This is an instructional tale about how a coop can get paid in full when a shareholder defaults.
In September of 2012, John Smith [his name wasn’t “John Smith”, but we changed it for purposes of this blog], owner of a cooperative apartment on East 73rd Street in Manhattan, failed to pay his maintenance fees. Soon thereafter, the Board retained Itkowitz PLLC. Mr. Smith made promises to the Board to sell his apartment in the short sale, so the Board decided to hold off on legal action. However, after seven months of non-payment of maintenance in a building with only seven owners, the exasperated Board asked us to commence a lawsuit against Mr. Smith. In April 2013, Itkowitz PLLC commenced a summary proceeding against Mr. Smith. The Board was awarded a judgment of possession and warrant of eviction against Mr. Smith in November 2013 and had the NYC Marshal evict Mr. Smith on December 2, 2013.
All the time Mr. Smith was not paying maintenance to Coop, he was also not paying his mortgage. After the summary proceeding, Mr. Smith‘s mortgage bank asked the Board to agree to a “deed in lieu” sale, and offered the Coop only $5,000 for the roughly $60,000 in maintenance the Coop board was owed. The bank could not consummate the transaction without the Board’s approval since the Coop’s lien had priority over the bank’s lien and because each new owner needs approval from the Board.

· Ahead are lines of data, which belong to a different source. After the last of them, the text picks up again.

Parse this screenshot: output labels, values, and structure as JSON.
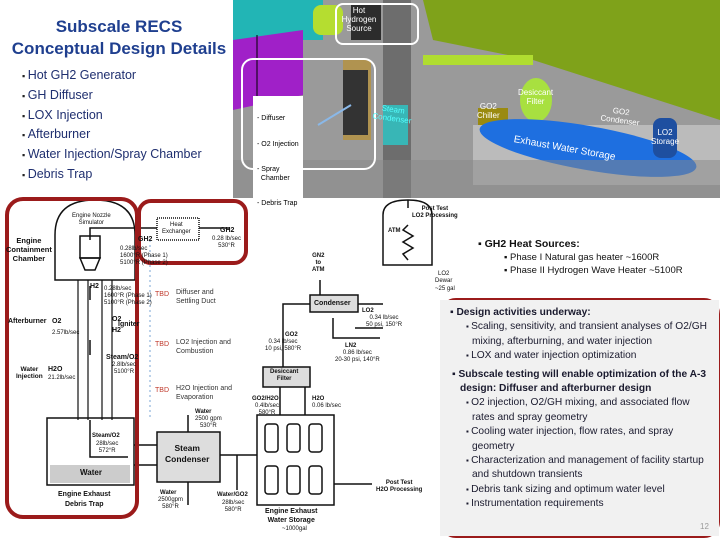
{
  "title": "Subscale RECS\nConceptual Design Details",
  "bullets": [
    "Hot GH2 Generator",
    "GH Diffuser",
    "LOX Injection",
    "Afterburner",
    "Water Injection/Spray Chamber",
    "Debris Trap"
  ],
  "photo": {
    "hot_hydrogen": "Hot\nHydrogen\nSource",
    "callout": [
      "- Diffuser",
      "- O2 Injection",
      "- Spray\n  Chamber",
      "- Debris Trap"
    ],
    "steam_condenser": "Steam\nCondenser",
    "go2_chiller": "GO2\nChiller",
    "desiccant": "Desiccant\nFilter",
    "go2_condenser": "GO2\nCondenser",
    "lo2_storage": "LO2\nStorage",
    "exhaust_tank": "Exhaust Water Storage"
  },
  "diagram": {
    "nozzle": "Engine Nozzle\nSimulator",
    "containment": "Engine\nContainment\nChamber",
    "heat_exchanger": "Heat\nExchanger",
    "gh2_in": "GH2",
    "gh2_in_flow": "0.28 lb/sec\n530°R",
    "gh2_out": "GH2",
    "gh2_out_flow": "0.28lb/sec\n1600°R (Phase 1)\n5100°R (Phase 2)",
    "h2": "H2",
    "h2_flow": "0.28lb/sec\n1600°R (Phase 1)\n5100°R (Phase 2)",
    "afterburner": "Afterburner",
    "o2": "O2",
    "o2_flow": "2.57lb/sec",
    "igniter": "Igniter",
    "ign_o2": "O2",
    "ign_h2": "H2",
    "steam_o2": "Steam/O2",
    "steam_o2_flow": "2.8lb/sec\n5100°R",
    "water_injection": "Water\nInjection",
    "h2o": "H2O",
    "h2o_flow": "21.2lb/sec",
    "tbd": "TBD",
    "tbd1": "Diffuser and\nSettling Duct",
    "tbd2": "LO2 Injection and\nCombustion",
    "tbd3": "H2O Injection and\nEvaporation",
    "trap_steam": "Steam/O2",
    "trap_steam_flow": "28lb/sec\n572°R",
    "water": "Water",
    "debris_trap": "Engine Exhaust\nDebris Trap",
    "steam_condenser": "Steam\nCondenser",
    "water_in": "Water",
    "water_in_flow": "2500 gpm\n530°R",
    "water_out": "Water",
    "water_out_flow": "2500gpm\n580°R",
    "water_go2": "Water/GO2",
    "water_go2_flow": "28lb/sec\n580°R",
    "desiccant": "Desiccant\nFilter",
    "go2": "GO2",
    "go2_flow": "0.34 lb/sec\n10 psi, 580°R",
    "condenser": "Condenser",
    "gn2": "GN2\nto\nATM",
    "lo2": "LO2",
    "lo2_flow": "0.34 lb/sec\n50 psi, 150°R",
    "ln2": "LN2",
    "ln2_flow": "0.86 lb/sec\n20-30 psi, 140°R",
    "go2_h2o": "GO2/H2O",
    "go2_h2o_flow": "0.4lb/sec\n580°R",
    "h2o_drain": "H2O",
    "h2o_drain_flow": "0.06 lb/sec",
    "storage": "Engine Exhaust\nWater Storage",
    "storage_cap": "~1000gal",
    "post_h2o": "Post Test\nH2O Processing",
    "post_lo2": "Post Test\nLO2 Processing",
    "atm": "ATM",
    "dewar": "LO2\nDewar",
    "dewar_cap": "~25 gal"
  },
  "heat_sources": {
    "head": "GH2 Heat Sources:",
    "items": [
      "Phase I Natural gas heater ~1600R",
      "Phase II Hydrogen Wave Heater ~5100R"
    ]
  },
  "design": {
    "head1": "Design activities underway:",
    "items1": [
      "Scaling, sensitivity, and transient analyses of O2/GH mixing, afterburning, and water injection",
      "LOX and water injection optimization"
    ],
    "head2": "Subscale testing will enable optimization of the A-3 design: Diffuser and afterburner design",
    "items2": [
      "O2 injection, O2/GH mixing, and associated flow rates and spray geometry",
      "Cooling water injection, flow rates, and spray geometry",
      "Characterization and management of facility startup and shutdown transients",
      "Debris tank sizing and optimum water level",
      "Instrumentation requirements"
    ]
  },
  "page_number": "12",
  "colors": {
    "title": "#1f3f8f",
    "border": "#9b1b1b",
    "tbd": "#c0392b",
    "tank": "#1e6fe0"
  }
}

The bank was unwilling to negotiate and increase its low-ball offer, and we refused to agree to a “deed in lieu” sale on the bank’s terms.
Instead, we commenced a UCC Article 9 non-judicial auction of Mr. Smith’s shares. At this point, it may be helpful to point out how a condominium (“condo”) differs from a cooperative apartment (“coop”). A condo owner owns real property; specifically the part of the building where the condo unit is located in. That means that each condo unit has its own block and lot number and can be taxed separately. On the other hand, a coop owns the entire building, and each unit owner owns shares and has a proprietary lease, which entitle the owner to an apartment.
Article 9 provides the rules governing any transaction (other than a finance lease) that couples a debt with a creditor’s interest in a debtor’s personal property. If the debtor defaults, the creditor may repossess and sell the property (generally called collateral) to satisfy the debt. The creditor’s interest is called a “security interest.” Article 9 also covers certain kinds of sales that look like a grant of a security interest. Pursuant to most well written coop by-laws and proprietary lease, such as the ones in this case, a coop has a perfected security interest in the coop shares, and the board can auction them off pursuant to the UCC if an owner is delinquent in paying maintenance.
We hired auctioneer Bill Mannion and sent out the proper notices to Mr. Smith and the bank. Literally, the day before the auction, we received a phone call from the bank and were able to work out a settlement whereby the Coop received the full amount of money for maintenance due the Coop and all of the legal fees in the case. Additionally, the bank agreed to pay the maintenance going forward until the unit is sold.